------ INPUT DATA
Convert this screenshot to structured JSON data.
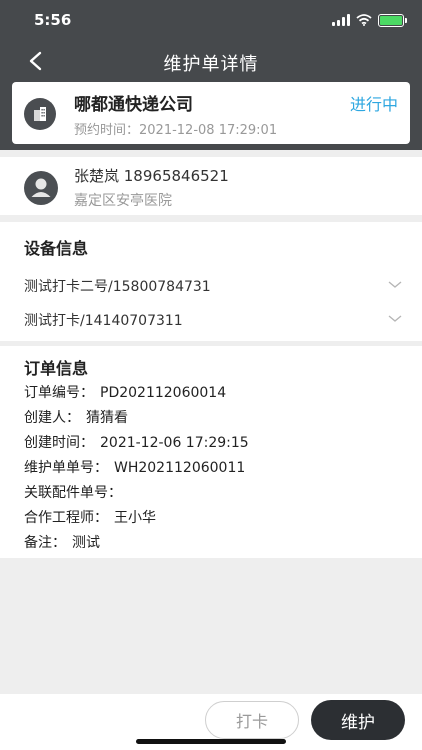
{
  "status_bar": {
    "time": "5:56"
  },
  "nav": {
    "title": "维护单详情"
  },
  "company": {
    "name": "哪都通快递公司",
    "appointment_label": "预约时间：",
    "appointment_time": "2021-12-08 17:29:01",
    "status": "进行中"
  },
  "contact": {
    "name_phone": "张楚岚 18965846521",
    "address": "嘉定区安亭医院"
  },
  "devices": {
    "title": "设备信息",
    "items": [
      {
        "label": "测试打卡二号/15800784731"
      },
      {
        "label": "测试打卡/14140707311"
      }
    ]
  },
  "order": {
    "title": "订单信息",
    "fields": [
      {
        "key": "订单编号：",
        "value": "PD202112060014"
      },
      {
        "key": "创建人：",
        "value": "猜猜看"
      },
      {
        "key": "创建时间：",
        "value": "2021-12-06 17:29:15"
      },
      {
        "key": "维护单单号：",
        "value": "WH202112060011"
      },
      {
        "key": "关联配件单号：",
        "value": ""
      },
      {
        "key": "合作工程师：",
        "value": "王小华"
      },
      {
        "key": "备注：",
        "value": "测试"
      }
    ]
  },
  "actions": {
    "checkin_label": "打卡",
    "maintain_label": "维护"
  },
  "colors": {
    "header_bg": "#46494c",
    "status_blue": "#2ea7e0",
    "primary_button": "#2c2f33"
  }
}
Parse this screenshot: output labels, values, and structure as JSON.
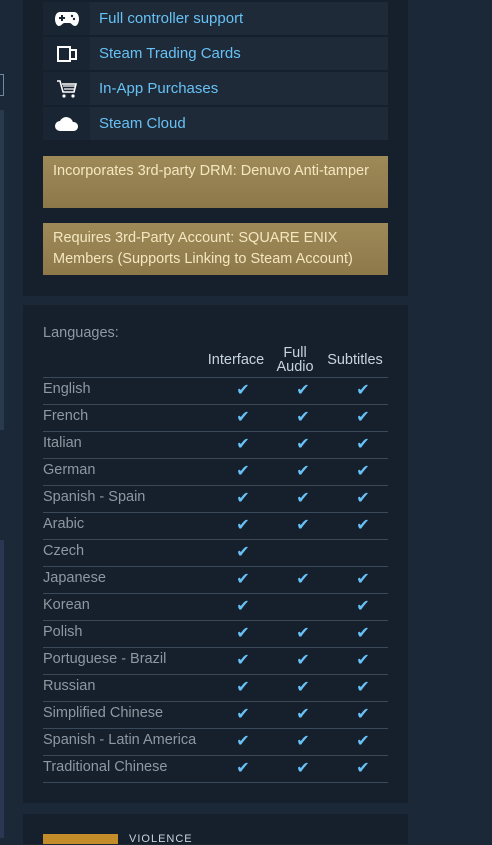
{
  "features": [
    {
      "label": "Full controller support",
      "icon": "gamepad-icon"
    },
    {
      "label": "Steam Trading Cards",
      "icon": "trading-cards-icon"
    },
    {
      "label": "In-App Purchases",
      "icon": "cart-icon"
    },
    {
      "label": "Steam Cloud",
      "icon": "cloud-icon"
    }
  ],
  "notices": [
    "Incorporates 3rd-party DRM: Denuvo Anti-tamper",
    "Requires 3rd-Party Account: SQUARE ENIX Members (Supports Linking to Steam Account)"
  ],
  "languages": {
    "title": "Languages:",
    "columns": {
      "interface": "Interface",
      "full_audio_1": "Full",
      "full_audio_2": "Audio",
      "subtitles": "Subtitles"
    },
    "rows": [
      {
        "name": "English",
        "interface": true,
        "audio": true,
        "subtitles": true
      },
      {
        "name": "French",
        "interface": true,
        "audio": true,
        "subtitles": true
      },
      {
        "name": "Italian",
        "interface": true,
        "audio": true,
        "subtitles": true
      },
      {
        "name": "German",
        "interface": true,
        "audio": true,
        "subtitles": true
      },
      {
        "name": "Spanish - Spain",
        "interface": true,
        "audio": true,
        "subtitles": true
      },
      {
        "name": "Arabic",
        "interface": true,
        "audio": true,
        "subtitles": true
      },
      {
        "name": "Czech",
        "interface": true,
        "audio": false,
        "subtitles": false
      },
      {
        "name": "Japanese",
        "interface": true,
        "audio": true,
        "subtitles": true
      },
      {
        "name": "Korean",
        "interface": true,
        "audio": false,
        "subtitles": true
      },
      {
        "name": "Polish",
        "interface": true,
        "audio": true,
        "subtitles": true
      },
      {
        "name": "Portuguese - Brazil",
        "interface": true,
        "audio": true,
        "subtitles": true
      },
      {
        "name": "Russian",
        "interface": true,
        "audio": true,
        "subtitles": true
      },
      {
        "name": "Simplified Chinese",
        "interface": true,
        "audio": true,
        "subtitles": true
      },
      {
        "name": "Spanish - Latin America",
        "interface": true,
        "audio": true,
        "subtitles": true
      },
      {
        "name": "Traditional Chinese",
        "interface": true,
        "audio": true,
        "subtitles": true
      }
    ]
  },
  "check_glyph": "✔",
  "next_section": {
    "text": "VIOLENCE"
  },
  "colors": {
    "link": "#67c1f5",
    "notice_bg": "#9e8a58",
    "panel_bg": "#16202d",
    "page_bg": "#1b2838"
  }
}
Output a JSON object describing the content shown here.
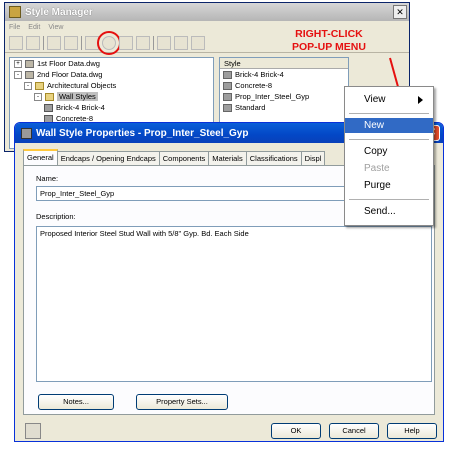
{
  "style_manager": {
    "title": "Style Manager",
    "menu": [
      "File",
      "Edit",
      "View"
    ],
    "tree": [
      {
        "label": "1st Floor Data.dwg",
        "indent": 0,
        "expander": "+",
        "icon": "dwg"
      },
      {
        "label": "2nd Floor Data.dwg",
        "indent": 0,
        "expander": "-",
        "icon": "dwg"
      },
      {
        "label": "Architectural Objects",
        "indent": 1,
        "expander": "-",
        "icon": "fold"
      },
      {
        "label": "Wall Styles",
        "indent": 2,
        "expander": "-",
        "icon": "fold",
        "selected": true
      },
      {
        "label": "Brick-4 Brick-4",
        "indent": 3,
        "expander": "",
        "icon": "wall"
      },
      {
        "label": "Concrete-8",
        "indent": 3,
        "expander": "",
        "icon": "wall"
      },
      {
        "label": "Prop_Inter_Steel_Gyp",
        "indent": 3,
        "expander": "",
        "icon": "wall"
      },
      {
        "label": "Standard",
        "indent": 3,
        "expander": "",
        "icon": "wall"
      }
    ],
    "list_header": "Style",
    "list": [
      "Brick-4 Brick-4",
      "Concrete-8",
      "Prop_Inter_Steel_Gyp",
      "Standard"
    ]
  },
  "annotation": {
    "line1": "RIGHT-CLICK",
    "line2": "POP-UP MENU",
    "color": "#e51010"
  },
  "context_menu": {
    "items": [
      {
        "label": "View",
        "submenu": true
      },
      {
        "label": "New",
        "active": true
      },
      {
        "label": "Copy"
      },
      {
        "label": "Paste",
        "disabled": true
      },
      {
        "label": "Purge"
      },
      {
        "label": "Send..."
      }
    ]
  },
  "dialog": {
    "title": "Wall Style Properties - Prop_Inter_Steel_Gyp",
    "tabs": [
      "General",
      "Endcaps / Opening Endcaps",
      "Components",
      "Materials",
      "Classifications",
      "Displ"
    ],
    "name_label": "Name:",
    "name_value": "Prop_Inter_Steel_Gyp",
    "description_label": "Description:",
    "description_value": "Proposed Interior Steel Stud Wall with 5/8\" Gyp. Bd. Each Side",
    "notes_button": "Notes...",
    "property_sets_button": "Property Sets...",
    "ok_button": "OK",
    "cancel_button": "Cancel",
    "help_button": "Help"
  },
  "colors": {
    "title_blue": "#0347c6",
    "selection_blue": "#316ac5",
    "highlight_red": "#e51010"
  }
}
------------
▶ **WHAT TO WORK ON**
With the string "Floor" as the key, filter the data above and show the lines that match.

▶ **YOUR SOLUTION**
        "label": "1st Floor Data.dwg",
        "label": "2nd Floor Data.dwg",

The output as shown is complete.